WHAT IS NEEDED
Where a line in the entries below contains the word "title", it counts; give the total by itself.

Items from a dataset:
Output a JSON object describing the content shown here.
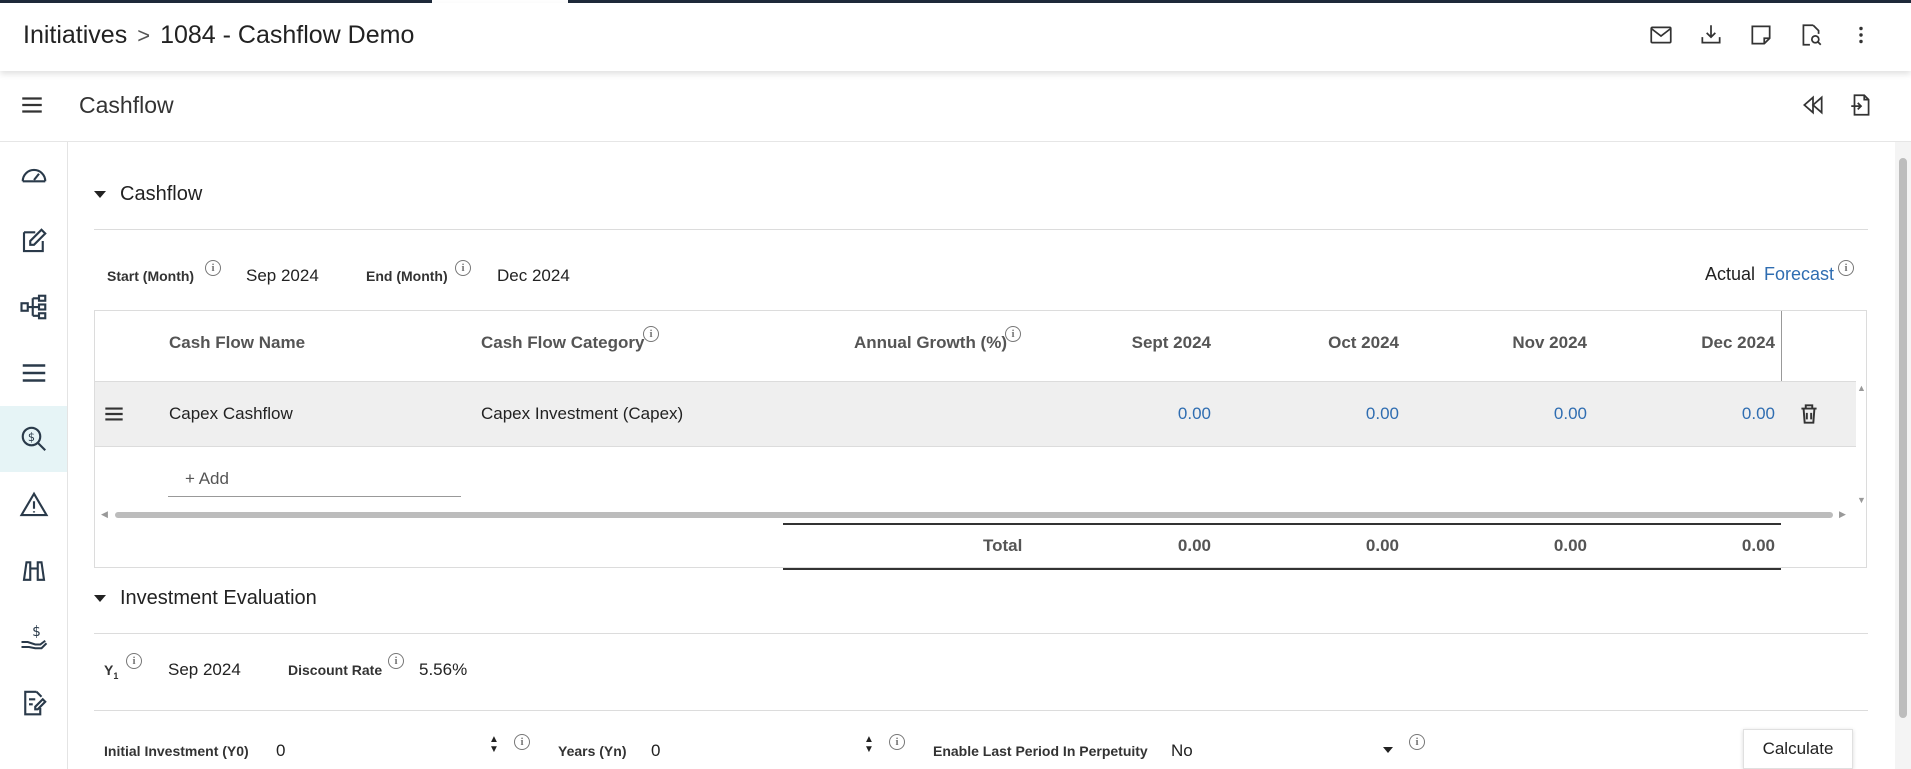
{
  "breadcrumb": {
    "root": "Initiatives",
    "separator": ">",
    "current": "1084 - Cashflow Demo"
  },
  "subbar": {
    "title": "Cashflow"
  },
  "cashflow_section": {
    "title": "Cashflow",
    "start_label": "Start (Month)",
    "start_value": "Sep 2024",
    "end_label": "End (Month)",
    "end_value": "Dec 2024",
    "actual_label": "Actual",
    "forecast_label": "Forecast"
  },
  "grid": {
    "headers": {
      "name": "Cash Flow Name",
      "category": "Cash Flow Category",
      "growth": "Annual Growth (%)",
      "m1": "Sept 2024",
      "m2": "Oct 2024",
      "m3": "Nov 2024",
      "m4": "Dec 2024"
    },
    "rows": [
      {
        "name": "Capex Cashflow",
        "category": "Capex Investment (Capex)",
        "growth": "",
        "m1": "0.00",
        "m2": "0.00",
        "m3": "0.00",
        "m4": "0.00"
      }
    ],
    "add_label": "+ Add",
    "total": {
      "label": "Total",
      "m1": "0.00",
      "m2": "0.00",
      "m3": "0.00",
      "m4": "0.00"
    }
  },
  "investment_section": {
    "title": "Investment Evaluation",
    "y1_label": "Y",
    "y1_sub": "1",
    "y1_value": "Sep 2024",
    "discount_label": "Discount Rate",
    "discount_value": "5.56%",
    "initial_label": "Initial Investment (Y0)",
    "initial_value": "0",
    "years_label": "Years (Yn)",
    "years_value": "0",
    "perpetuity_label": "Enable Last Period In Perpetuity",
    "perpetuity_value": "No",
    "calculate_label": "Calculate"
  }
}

ANSWER AREA
3